*WORK ITEM*:
From the data below, return each line in which the string "into" is found.

:::::

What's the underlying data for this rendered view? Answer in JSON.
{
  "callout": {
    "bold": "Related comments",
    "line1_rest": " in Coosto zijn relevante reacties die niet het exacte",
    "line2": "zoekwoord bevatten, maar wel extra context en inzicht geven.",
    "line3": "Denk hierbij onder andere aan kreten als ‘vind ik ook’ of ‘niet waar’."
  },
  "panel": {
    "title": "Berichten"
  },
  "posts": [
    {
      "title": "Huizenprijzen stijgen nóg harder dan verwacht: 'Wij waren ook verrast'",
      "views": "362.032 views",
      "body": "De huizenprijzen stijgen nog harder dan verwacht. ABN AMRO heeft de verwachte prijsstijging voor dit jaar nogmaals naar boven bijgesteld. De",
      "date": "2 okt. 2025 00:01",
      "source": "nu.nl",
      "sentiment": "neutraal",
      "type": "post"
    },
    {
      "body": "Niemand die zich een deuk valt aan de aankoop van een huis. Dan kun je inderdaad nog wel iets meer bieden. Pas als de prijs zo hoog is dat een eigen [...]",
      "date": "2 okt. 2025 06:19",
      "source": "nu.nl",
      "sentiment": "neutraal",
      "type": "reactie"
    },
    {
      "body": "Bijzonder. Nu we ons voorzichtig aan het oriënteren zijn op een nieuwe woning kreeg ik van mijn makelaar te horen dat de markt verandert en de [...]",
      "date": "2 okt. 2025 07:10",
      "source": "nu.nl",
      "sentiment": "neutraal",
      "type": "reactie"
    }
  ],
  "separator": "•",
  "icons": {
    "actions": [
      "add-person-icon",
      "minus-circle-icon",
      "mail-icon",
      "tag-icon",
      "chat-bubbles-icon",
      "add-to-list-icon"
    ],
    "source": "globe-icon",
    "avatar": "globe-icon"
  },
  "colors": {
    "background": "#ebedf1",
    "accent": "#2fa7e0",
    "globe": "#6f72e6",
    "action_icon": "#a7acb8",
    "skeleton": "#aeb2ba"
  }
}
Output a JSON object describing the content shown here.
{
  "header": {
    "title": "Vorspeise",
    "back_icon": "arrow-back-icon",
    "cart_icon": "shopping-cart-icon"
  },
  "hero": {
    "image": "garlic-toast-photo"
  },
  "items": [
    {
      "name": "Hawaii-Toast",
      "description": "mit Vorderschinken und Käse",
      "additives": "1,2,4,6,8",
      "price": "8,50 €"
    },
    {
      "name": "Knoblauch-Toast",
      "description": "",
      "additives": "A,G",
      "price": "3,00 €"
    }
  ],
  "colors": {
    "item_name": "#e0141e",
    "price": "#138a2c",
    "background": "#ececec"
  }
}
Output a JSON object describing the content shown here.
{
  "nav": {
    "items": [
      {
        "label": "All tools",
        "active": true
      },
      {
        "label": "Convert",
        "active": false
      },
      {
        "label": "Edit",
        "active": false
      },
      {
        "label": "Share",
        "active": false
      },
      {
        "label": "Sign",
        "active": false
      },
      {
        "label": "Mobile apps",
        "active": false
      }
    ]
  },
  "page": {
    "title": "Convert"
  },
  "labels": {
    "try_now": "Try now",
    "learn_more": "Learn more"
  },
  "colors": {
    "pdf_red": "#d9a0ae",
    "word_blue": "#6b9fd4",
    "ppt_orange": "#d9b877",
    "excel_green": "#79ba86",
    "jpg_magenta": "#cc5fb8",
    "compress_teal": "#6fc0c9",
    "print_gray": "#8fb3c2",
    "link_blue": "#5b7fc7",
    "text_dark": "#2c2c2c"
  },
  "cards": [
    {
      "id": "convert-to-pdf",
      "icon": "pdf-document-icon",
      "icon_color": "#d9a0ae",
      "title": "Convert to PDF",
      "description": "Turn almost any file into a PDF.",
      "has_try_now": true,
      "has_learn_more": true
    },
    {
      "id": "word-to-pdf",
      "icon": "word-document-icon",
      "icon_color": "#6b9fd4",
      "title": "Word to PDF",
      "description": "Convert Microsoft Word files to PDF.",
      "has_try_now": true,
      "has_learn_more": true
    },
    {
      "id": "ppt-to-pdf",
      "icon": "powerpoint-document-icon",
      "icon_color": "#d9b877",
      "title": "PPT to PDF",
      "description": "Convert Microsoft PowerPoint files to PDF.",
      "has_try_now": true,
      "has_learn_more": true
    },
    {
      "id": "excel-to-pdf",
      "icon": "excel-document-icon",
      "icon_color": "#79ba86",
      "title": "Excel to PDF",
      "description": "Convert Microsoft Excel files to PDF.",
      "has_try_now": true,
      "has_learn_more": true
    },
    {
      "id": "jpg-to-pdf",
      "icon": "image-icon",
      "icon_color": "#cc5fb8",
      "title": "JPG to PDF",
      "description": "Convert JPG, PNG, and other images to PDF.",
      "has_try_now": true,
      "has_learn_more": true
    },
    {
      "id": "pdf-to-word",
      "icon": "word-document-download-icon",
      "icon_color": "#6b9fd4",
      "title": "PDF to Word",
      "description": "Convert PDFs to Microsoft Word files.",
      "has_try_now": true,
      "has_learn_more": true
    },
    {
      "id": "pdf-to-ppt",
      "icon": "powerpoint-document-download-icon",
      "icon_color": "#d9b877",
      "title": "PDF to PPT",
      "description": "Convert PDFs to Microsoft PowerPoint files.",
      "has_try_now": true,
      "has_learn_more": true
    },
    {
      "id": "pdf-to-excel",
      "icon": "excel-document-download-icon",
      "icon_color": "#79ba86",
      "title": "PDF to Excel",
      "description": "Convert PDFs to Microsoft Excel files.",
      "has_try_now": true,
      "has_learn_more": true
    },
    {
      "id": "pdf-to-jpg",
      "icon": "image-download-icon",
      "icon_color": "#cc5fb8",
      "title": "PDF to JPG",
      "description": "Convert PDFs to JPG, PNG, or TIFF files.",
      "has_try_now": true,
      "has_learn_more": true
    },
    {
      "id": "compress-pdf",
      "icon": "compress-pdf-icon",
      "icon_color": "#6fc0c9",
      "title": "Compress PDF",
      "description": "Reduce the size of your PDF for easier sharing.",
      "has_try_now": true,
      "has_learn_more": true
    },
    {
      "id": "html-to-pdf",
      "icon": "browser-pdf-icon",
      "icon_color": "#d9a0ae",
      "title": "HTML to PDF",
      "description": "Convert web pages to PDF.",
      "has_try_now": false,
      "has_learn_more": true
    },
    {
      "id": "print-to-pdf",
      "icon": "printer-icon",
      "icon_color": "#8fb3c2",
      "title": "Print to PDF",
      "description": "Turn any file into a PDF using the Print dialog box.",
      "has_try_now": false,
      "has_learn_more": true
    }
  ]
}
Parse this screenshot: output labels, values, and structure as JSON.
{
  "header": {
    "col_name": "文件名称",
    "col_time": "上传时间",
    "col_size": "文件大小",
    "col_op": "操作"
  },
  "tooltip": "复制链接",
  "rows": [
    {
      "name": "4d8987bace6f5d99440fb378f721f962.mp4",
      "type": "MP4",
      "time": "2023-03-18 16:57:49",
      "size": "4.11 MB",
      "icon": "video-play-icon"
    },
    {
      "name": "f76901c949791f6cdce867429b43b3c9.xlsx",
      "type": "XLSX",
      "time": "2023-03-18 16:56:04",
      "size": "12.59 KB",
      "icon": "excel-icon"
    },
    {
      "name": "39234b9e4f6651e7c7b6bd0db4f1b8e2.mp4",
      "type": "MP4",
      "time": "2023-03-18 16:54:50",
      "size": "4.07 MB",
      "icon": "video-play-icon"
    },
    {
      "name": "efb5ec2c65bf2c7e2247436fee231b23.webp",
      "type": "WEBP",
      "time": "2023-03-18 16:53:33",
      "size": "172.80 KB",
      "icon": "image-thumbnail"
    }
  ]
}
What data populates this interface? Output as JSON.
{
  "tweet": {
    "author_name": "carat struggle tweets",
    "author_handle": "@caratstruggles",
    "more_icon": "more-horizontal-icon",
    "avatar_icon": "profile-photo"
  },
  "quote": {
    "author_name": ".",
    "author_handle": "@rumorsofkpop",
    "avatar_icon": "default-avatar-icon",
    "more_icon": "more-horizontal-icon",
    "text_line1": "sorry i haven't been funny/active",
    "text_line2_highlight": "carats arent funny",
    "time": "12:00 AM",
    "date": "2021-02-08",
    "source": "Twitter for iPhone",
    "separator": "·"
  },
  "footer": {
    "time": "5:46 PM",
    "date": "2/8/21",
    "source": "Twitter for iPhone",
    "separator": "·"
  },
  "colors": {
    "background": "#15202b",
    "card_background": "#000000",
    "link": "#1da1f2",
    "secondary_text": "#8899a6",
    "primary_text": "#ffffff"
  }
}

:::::

*ANSWER BOX*:
      "description": "Turn almost any file into a PDF.",
      "description": "Turn any file into a PDF using the Print dialog box.",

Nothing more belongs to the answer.